Tally the lines of the data that include the word "title". Only the number is to be returned.

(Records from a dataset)
● ● ● ● ●

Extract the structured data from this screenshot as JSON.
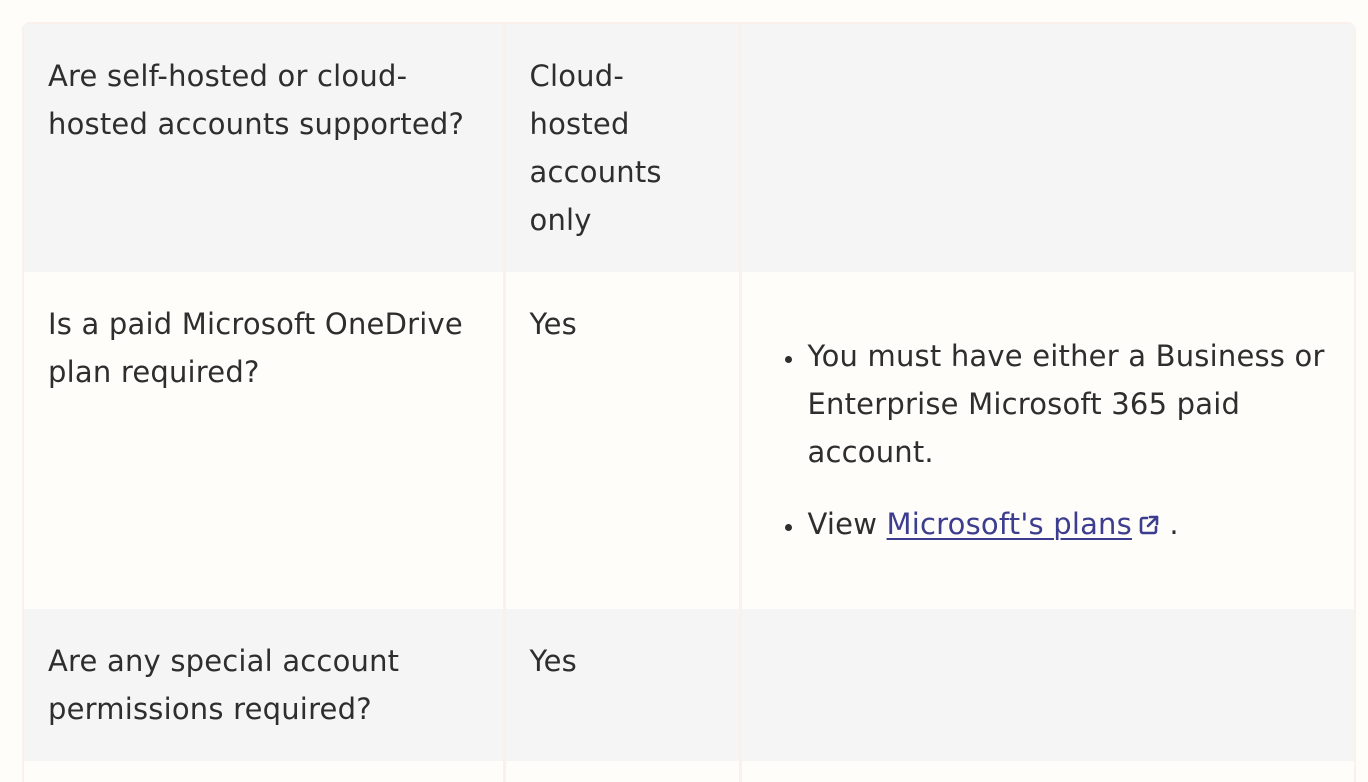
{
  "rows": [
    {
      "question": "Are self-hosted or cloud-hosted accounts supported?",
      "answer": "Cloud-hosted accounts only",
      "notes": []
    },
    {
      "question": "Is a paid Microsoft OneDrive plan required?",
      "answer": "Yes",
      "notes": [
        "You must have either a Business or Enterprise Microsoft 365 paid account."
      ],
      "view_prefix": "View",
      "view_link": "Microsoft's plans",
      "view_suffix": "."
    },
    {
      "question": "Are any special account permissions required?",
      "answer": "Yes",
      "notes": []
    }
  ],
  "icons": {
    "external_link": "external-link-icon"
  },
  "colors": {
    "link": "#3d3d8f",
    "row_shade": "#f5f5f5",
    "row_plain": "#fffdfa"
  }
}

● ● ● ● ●

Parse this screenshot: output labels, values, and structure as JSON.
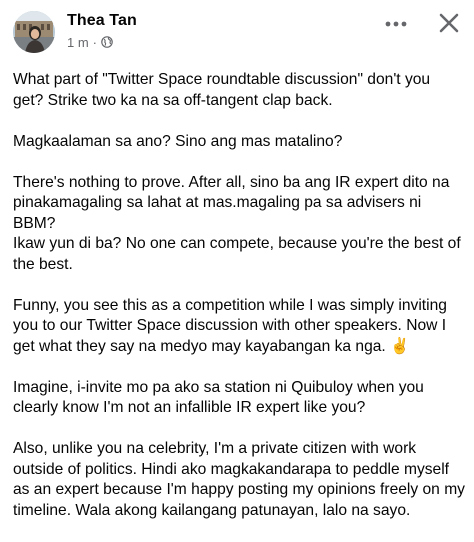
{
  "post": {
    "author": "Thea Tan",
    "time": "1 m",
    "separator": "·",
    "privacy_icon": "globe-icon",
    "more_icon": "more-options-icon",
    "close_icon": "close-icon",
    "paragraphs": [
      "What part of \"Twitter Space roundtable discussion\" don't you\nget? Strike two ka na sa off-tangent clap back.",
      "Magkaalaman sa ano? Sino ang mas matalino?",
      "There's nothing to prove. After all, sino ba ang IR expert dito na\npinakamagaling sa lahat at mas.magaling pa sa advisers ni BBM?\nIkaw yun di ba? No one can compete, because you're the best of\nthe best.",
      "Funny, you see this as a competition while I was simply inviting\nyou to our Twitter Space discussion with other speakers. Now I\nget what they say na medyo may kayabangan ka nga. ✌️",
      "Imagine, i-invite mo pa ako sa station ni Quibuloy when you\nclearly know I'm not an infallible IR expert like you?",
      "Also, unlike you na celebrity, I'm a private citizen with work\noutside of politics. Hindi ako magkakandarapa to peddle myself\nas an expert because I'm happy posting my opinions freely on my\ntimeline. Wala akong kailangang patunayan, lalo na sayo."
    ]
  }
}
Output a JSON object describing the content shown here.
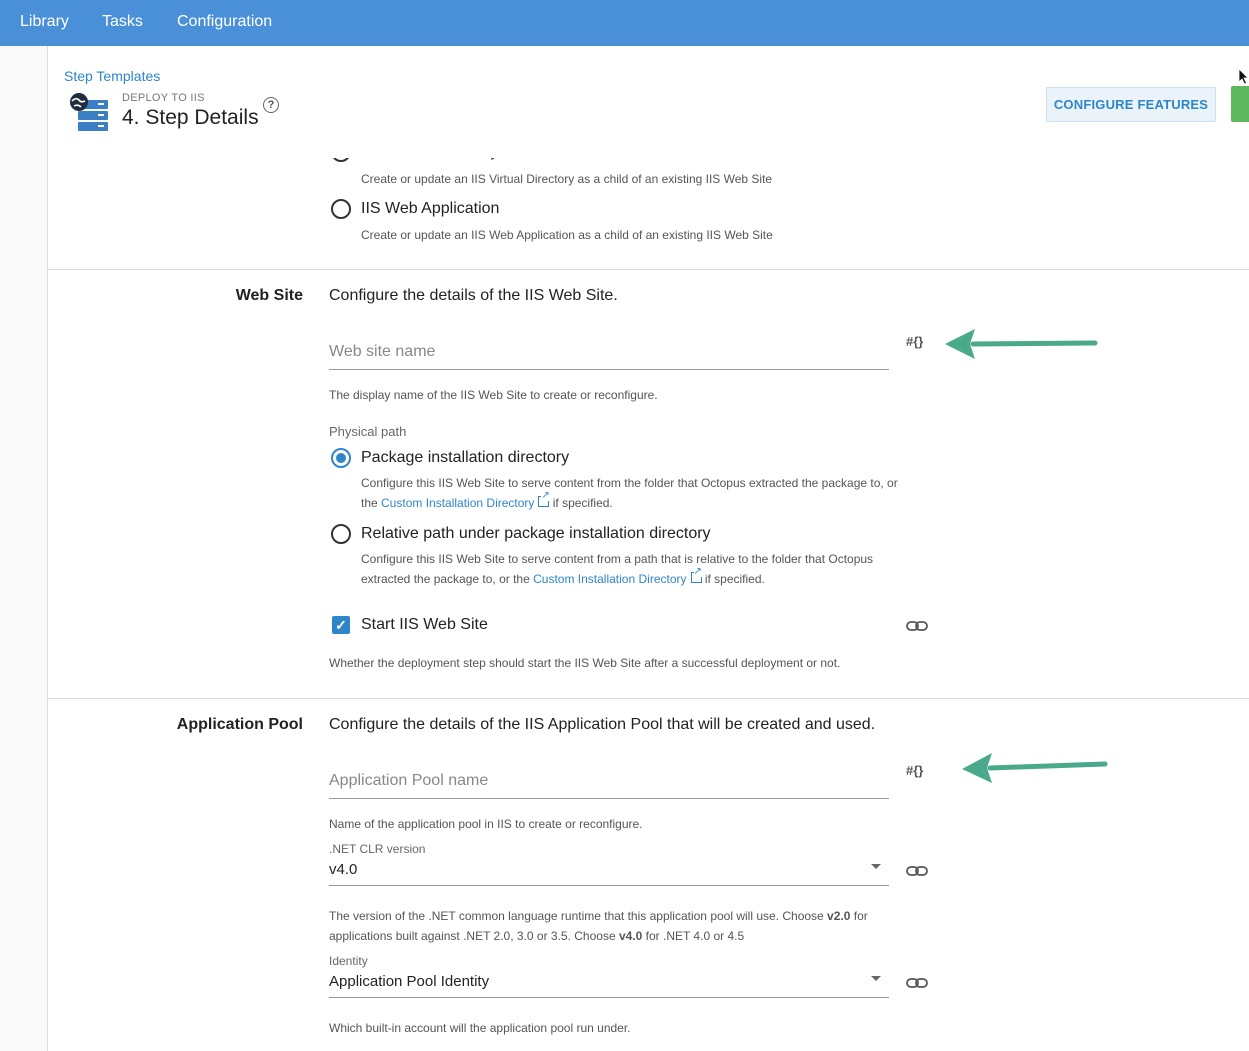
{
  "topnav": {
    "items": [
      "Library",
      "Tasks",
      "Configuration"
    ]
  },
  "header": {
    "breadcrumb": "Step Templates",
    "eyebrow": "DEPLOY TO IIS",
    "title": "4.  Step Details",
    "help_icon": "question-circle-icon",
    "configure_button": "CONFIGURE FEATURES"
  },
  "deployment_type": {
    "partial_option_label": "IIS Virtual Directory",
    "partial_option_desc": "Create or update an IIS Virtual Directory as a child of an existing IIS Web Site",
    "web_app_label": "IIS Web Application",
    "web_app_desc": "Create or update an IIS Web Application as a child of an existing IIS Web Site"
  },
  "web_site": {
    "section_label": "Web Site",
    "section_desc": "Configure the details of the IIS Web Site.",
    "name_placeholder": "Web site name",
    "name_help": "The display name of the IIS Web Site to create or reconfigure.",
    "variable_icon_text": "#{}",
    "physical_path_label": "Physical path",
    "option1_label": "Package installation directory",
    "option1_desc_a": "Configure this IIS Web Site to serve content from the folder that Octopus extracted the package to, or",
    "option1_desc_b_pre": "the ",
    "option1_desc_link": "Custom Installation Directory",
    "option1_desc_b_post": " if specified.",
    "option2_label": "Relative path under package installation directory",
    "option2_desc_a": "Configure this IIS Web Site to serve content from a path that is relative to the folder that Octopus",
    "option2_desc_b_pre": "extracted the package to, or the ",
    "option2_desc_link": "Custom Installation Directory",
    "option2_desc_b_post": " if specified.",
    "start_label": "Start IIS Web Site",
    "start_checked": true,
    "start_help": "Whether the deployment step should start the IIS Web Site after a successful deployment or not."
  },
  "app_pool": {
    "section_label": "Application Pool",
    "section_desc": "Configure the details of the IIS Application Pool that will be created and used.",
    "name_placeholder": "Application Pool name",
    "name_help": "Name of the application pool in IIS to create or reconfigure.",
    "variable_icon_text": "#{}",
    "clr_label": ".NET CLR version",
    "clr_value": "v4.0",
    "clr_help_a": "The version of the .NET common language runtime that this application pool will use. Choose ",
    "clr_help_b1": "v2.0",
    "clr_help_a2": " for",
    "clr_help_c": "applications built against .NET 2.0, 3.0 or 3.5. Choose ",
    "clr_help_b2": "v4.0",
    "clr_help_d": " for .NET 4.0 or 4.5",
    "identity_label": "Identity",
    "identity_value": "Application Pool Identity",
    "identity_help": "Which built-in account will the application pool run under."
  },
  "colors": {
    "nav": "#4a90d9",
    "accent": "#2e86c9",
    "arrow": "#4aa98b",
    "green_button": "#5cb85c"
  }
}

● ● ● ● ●

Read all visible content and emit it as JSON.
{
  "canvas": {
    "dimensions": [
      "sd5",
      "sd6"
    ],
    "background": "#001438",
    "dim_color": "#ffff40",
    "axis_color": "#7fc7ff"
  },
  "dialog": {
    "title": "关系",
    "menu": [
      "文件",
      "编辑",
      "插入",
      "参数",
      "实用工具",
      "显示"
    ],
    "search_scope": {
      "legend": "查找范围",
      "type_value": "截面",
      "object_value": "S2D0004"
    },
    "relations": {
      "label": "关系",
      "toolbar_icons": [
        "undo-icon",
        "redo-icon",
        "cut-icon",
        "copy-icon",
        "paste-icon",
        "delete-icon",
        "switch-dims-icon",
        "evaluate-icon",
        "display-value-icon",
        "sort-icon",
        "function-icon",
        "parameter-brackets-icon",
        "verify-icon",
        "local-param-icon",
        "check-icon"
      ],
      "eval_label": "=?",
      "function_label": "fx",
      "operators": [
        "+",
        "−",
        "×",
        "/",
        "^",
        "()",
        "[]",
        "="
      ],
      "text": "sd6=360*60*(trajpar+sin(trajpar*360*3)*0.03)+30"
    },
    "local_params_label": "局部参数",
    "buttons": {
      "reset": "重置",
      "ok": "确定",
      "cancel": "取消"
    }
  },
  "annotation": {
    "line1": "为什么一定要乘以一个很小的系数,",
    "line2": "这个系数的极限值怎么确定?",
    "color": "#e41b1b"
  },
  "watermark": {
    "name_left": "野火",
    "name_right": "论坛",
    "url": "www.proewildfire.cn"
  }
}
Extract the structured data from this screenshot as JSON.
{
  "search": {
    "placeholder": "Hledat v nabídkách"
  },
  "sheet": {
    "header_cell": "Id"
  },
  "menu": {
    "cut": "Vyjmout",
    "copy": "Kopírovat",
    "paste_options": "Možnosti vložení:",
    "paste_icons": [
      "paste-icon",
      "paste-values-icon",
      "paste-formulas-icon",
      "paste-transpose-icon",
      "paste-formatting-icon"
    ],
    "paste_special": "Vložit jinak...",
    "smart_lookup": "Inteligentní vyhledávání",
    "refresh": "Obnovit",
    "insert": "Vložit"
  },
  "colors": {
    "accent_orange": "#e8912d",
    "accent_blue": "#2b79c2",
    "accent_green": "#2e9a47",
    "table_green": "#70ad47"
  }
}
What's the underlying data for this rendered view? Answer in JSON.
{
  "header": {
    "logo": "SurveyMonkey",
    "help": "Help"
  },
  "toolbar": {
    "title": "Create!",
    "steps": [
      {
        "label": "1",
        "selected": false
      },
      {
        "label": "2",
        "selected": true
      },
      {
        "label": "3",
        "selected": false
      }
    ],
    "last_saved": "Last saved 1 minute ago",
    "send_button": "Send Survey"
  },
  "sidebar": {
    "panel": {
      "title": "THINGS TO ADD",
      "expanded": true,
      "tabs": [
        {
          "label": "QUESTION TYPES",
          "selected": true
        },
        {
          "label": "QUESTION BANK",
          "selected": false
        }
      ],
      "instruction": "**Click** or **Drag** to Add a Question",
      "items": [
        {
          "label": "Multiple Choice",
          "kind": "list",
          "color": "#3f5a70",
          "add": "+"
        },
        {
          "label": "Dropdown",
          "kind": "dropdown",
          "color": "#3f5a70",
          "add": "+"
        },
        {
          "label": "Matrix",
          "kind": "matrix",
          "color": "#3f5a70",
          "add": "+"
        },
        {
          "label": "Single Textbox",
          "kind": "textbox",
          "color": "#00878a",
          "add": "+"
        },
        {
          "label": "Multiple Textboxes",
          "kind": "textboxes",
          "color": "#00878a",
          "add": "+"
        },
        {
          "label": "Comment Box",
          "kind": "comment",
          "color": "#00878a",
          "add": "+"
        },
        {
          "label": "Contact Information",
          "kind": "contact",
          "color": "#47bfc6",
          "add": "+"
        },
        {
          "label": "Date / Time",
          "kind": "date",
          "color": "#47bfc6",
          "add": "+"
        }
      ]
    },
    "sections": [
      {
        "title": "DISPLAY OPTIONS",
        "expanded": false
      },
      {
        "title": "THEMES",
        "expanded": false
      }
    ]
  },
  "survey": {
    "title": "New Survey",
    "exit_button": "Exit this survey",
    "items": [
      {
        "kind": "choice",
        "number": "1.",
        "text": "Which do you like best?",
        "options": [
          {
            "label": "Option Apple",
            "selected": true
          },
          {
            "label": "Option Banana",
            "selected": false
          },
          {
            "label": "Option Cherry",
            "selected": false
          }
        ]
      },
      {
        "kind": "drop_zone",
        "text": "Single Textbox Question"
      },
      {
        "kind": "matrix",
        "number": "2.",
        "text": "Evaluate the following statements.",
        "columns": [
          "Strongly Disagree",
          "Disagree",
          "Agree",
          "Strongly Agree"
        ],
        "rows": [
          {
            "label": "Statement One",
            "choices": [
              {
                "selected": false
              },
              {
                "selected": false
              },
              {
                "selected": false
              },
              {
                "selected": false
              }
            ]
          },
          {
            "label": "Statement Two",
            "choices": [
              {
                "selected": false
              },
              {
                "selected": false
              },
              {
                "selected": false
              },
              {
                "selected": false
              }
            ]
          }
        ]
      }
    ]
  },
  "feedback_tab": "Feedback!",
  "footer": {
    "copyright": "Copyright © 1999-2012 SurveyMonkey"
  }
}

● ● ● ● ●

# Task output
7